“I’m someone that absolutely loves writing very joyful music,” she told Songfacts in 2008. “And with everything else I’ve ever written, [“September” is] still that song that when people found out I’d written that, they just go, ‘Oh my God,’ and then tell me in some form how happy that song makes them every time they hear it. For me, that’s it. … I literally have never been to a wedding, a bar mitzvah, anything, where I have not heard that song play. So I know it’s carrying on and doing what it was meant to do.” As for the significance of the Sept. 21 date singled out in the song, she said there was none. “I would say the main lesson I learned from Earth, Wind & Fire, especially Maurice White, was never let a lyric get in the way of a groove.”
Of EWF, she added, “They were my favorite group, and remain so. I cowrote all but two of the songs on the next album, ‘I Am,’ which was the album that really crossed them over to a white audience.” The group’s African American fans were sometimes surprised to find that “September” and other iconic black hits were partly the creation of a “nice Jewish girl.”
Willis wrote “I’ll Be There for You” on assignment as a 60-second theme song for “Friends.” When the Rembrandts came on board, they wanted to expand it into a complete song, so contributed a bridge and a lyric for the second verse for the full-length version.
“It was the last thing I ever thought would be a hit, the whitest song I ever wrote,” she told Songfacts. “I’m very, very grateful for it, and when they were promoting ‘The Color Purple,’ all of these newspaper reviews… I mean, here I’ve written for Earth, Wind & Fire, I’ve written with James Brown, and the only song they would ever mention that I wrote is this ‘Friends’ theme.
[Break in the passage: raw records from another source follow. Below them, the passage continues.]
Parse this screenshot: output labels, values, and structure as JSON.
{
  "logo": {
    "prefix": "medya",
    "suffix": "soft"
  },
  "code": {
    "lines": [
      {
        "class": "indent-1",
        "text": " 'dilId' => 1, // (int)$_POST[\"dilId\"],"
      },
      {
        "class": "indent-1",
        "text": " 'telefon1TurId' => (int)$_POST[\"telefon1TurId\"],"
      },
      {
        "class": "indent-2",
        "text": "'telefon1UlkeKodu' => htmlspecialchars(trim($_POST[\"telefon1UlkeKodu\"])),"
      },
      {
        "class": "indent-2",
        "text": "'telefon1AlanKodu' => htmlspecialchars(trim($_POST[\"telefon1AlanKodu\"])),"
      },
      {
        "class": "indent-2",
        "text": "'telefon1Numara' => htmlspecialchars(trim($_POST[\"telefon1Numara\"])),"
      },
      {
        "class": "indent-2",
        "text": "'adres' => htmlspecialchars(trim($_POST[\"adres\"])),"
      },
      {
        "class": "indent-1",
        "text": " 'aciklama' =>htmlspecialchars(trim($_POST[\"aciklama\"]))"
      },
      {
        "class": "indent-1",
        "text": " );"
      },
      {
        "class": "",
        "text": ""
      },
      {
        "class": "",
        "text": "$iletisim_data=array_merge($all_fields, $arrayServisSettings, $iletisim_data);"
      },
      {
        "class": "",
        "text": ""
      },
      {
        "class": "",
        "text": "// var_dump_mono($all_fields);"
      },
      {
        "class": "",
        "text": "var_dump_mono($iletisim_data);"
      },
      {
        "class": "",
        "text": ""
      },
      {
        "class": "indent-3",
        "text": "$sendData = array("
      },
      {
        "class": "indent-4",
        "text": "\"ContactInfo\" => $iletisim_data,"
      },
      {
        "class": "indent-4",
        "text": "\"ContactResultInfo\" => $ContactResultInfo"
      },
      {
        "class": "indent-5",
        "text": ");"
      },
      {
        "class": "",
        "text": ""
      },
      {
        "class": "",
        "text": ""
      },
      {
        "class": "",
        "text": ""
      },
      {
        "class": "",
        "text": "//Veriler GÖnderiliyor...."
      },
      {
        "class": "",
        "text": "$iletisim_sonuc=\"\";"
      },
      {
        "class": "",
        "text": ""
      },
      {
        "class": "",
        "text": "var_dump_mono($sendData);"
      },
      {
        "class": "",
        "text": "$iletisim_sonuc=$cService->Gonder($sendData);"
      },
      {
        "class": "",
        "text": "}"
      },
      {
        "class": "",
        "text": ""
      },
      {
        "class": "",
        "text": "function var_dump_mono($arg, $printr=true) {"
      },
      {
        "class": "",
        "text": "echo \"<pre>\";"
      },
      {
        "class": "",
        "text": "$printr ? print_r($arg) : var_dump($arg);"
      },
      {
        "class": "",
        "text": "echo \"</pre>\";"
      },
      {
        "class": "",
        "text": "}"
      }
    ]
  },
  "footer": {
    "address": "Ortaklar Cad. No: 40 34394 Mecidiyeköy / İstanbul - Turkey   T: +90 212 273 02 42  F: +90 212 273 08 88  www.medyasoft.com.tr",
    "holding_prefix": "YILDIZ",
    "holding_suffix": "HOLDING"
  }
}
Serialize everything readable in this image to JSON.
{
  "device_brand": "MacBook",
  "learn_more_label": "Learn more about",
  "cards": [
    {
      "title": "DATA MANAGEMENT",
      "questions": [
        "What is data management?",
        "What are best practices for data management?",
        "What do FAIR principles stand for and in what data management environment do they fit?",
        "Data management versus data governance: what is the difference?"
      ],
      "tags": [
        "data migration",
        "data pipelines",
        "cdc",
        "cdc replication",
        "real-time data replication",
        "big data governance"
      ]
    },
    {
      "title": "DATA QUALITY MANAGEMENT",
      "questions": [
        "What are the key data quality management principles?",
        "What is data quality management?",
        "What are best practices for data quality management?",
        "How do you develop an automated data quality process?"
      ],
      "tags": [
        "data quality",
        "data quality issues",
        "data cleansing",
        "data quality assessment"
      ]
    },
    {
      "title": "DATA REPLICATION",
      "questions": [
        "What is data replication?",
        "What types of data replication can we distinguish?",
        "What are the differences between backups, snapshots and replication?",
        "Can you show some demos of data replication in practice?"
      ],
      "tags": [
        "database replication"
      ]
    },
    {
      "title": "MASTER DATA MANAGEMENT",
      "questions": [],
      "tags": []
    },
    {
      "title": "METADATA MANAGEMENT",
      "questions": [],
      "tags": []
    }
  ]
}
Could any song prepare you less to write ‘The Color Purple’? But I actually loved it, because it’s that incongruity that I cherish the most in what I do.”
Willis grew up in Detroit, where, she told the New York Times, she would sit on the lawn of Motown’s headquarters and study what she heard coming through the walls. In the 1970s, she recorded her lone album, “Childstar,” which helped introduce her as a songwriter to other singers of the era.
Her vocation later in life was raconteur as much as songwriter.
“I’m a serious party thrower,” she told the Times. “I’ll tell you, that’s my No. 1 skill. I always had a music career, an art career, set designer, film and video, technology. The parties really became the only place I could combine everything.”